=== Material provided ===

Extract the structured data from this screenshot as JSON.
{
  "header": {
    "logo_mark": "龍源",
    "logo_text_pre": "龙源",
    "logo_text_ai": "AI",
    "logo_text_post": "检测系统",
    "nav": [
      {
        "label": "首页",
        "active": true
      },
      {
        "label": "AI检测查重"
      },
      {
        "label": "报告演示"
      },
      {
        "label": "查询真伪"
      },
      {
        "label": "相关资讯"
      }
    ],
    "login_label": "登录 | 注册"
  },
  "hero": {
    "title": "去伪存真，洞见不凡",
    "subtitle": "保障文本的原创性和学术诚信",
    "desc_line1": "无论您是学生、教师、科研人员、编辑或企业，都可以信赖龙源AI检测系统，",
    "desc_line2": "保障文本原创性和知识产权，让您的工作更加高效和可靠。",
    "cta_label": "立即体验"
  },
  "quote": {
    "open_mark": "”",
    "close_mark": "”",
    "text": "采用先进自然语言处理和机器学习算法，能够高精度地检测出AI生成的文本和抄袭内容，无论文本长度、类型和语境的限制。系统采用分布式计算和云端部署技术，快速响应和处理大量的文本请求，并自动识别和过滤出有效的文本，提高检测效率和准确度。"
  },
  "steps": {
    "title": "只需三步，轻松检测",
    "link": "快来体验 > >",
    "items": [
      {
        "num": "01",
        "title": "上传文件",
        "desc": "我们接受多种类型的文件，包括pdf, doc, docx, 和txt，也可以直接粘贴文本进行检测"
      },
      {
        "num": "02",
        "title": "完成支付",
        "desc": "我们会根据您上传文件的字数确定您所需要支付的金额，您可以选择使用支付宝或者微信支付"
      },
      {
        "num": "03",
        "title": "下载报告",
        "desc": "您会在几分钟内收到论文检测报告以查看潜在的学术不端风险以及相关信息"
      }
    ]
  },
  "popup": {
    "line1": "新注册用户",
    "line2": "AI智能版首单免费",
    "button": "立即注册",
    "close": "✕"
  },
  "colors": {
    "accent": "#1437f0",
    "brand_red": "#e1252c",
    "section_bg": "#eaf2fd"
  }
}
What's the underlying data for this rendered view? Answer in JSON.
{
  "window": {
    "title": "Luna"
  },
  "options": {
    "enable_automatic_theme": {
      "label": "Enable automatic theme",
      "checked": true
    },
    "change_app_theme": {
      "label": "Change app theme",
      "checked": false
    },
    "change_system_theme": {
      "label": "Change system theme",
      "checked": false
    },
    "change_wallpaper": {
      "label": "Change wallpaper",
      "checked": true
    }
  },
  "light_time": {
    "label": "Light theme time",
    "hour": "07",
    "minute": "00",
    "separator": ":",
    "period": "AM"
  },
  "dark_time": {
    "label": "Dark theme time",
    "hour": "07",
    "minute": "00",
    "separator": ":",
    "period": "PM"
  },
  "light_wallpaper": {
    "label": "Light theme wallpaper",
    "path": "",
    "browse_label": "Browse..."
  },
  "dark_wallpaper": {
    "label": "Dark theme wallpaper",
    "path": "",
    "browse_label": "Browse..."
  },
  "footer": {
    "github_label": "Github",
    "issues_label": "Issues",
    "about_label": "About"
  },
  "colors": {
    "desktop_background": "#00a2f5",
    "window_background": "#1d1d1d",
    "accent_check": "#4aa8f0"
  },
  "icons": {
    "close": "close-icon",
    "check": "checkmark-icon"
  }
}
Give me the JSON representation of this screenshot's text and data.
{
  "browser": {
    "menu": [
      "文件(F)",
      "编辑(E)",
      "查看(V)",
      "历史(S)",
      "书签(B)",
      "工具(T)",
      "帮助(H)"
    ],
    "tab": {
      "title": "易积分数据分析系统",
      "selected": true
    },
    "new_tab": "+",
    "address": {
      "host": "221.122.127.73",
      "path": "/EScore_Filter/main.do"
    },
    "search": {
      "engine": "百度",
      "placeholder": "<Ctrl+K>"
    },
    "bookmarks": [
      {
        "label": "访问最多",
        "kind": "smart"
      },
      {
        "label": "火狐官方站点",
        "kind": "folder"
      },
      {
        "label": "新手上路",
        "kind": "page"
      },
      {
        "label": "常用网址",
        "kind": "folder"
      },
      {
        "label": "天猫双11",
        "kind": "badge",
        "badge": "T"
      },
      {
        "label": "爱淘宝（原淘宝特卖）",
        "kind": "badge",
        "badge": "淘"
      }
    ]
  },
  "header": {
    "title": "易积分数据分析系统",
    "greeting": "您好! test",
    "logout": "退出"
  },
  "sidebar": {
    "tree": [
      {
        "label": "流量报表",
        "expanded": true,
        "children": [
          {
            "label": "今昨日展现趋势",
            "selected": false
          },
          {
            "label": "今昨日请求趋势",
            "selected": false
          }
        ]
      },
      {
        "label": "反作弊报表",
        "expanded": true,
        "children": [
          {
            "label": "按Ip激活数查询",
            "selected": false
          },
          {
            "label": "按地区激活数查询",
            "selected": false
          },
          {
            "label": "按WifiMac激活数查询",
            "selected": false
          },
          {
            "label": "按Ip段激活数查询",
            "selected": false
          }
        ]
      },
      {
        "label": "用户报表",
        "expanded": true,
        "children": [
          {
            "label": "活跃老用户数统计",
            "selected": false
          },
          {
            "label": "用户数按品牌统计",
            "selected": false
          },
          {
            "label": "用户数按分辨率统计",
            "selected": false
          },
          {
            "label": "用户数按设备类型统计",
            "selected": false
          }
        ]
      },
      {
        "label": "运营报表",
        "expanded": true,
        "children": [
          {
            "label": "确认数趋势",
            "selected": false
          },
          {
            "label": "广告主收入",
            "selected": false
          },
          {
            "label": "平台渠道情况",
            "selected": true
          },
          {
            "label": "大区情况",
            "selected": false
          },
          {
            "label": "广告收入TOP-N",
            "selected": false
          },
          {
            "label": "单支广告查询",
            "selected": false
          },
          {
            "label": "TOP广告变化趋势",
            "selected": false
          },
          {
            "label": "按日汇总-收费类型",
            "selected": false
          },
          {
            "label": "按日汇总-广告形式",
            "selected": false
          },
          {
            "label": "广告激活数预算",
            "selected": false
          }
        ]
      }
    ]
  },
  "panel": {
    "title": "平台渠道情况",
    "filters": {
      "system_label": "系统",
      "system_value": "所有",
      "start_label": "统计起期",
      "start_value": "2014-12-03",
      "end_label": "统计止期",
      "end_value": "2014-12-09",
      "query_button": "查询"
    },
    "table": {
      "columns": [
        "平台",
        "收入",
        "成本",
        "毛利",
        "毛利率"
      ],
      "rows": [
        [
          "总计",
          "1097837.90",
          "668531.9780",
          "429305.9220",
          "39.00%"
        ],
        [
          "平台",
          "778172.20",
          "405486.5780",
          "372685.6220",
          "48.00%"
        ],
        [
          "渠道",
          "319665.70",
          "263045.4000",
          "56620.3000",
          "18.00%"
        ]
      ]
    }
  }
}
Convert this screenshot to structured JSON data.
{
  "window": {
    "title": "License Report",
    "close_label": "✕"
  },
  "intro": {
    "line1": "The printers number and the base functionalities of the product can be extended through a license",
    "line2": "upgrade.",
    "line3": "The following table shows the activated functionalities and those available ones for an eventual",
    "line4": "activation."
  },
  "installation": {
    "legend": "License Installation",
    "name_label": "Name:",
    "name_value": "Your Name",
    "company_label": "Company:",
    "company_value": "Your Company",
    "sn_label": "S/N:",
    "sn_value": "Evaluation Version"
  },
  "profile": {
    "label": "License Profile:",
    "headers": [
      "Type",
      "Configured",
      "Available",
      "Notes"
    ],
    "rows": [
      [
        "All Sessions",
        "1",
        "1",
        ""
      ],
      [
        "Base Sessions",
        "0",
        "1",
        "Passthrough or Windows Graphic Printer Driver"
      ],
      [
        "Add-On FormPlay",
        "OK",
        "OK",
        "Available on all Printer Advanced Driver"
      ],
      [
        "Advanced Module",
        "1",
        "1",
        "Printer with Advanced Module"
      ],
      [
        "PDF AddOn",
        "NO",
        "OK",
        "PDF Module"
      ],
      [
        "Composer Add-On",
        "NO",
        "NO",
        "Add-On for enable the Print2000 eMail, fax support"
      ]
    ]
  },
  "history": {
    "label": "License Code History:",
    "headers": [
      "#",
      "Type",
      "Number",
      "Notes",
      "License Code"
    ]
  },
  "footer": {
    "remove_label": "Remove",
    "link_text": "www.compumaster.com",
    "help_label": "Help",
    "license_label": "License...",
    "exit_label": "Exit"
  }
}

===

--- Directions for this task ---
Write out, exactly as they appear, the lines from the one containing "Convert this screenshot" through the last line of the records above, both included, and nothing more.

--- Result of the task ---
Convert this screenshot to structured JSON data.
{
  "window": {
    "title": "License Report",
    "close_label": "✕"
  },
  "intro": {
    "line1": "The printers number and the base functionalities of the product can be extended through a license",
    "line2": "upgrade.",
    "line3": "The following table shows the activated functionalities and those available ones for an eventual",
    "line4": "activation."
  },
  "installation": {
    "legend": "License Installation",
    "name_label": "Name:",
    "name_value": "Your Name",
    "company_label": "Company:",
    "company_value": "Your Company",
    "sn_label": "S/N:",
    "sn_value": "Evaluation Version"
  },
  "profile": {
    "label": "License Profile:",
    "headers": [
      "Type",
      "Configured",
      "Available",
      "Notes"
    ],
    "rows": [
      [
        "All Sessions",
        "1",
        "1",
        ""
      ],
      [
        "Base Sessions",
        "0",
        "1",
        "Passthrough or Windows Graphic Printer Driver"
      ],
      [
        "Add-On FormPlay",
        "OK",
        "OK",
        "Available on all Printer Advanced Driver"
      ],
      [
        "Advanced Module",
        "1",
        "1",
        "Printer with Advanced Module"
      ],
      [
        "PDF AddOn",
        "NO",
        "OK",
        "PDF Module"
      ],
      [
        "Composer Add-On",
        "NO",
        "NO",
        "Add-On for enable the Print2000 eMail, fax support"
      ]
    ]
  },
  "history": {
    "label": "License Code History:",
    "headers": [
      "#",
      "Type",
      "Number",
      "Notes",
      "License Code"
    ]
  },
  "footer": {
    "remove_label": "Remove",
    "link_text": "www.compumaster.com",
    "help_label": "Help",
    "license_label": "License...",
    "exit_label": "Exit"
  }
}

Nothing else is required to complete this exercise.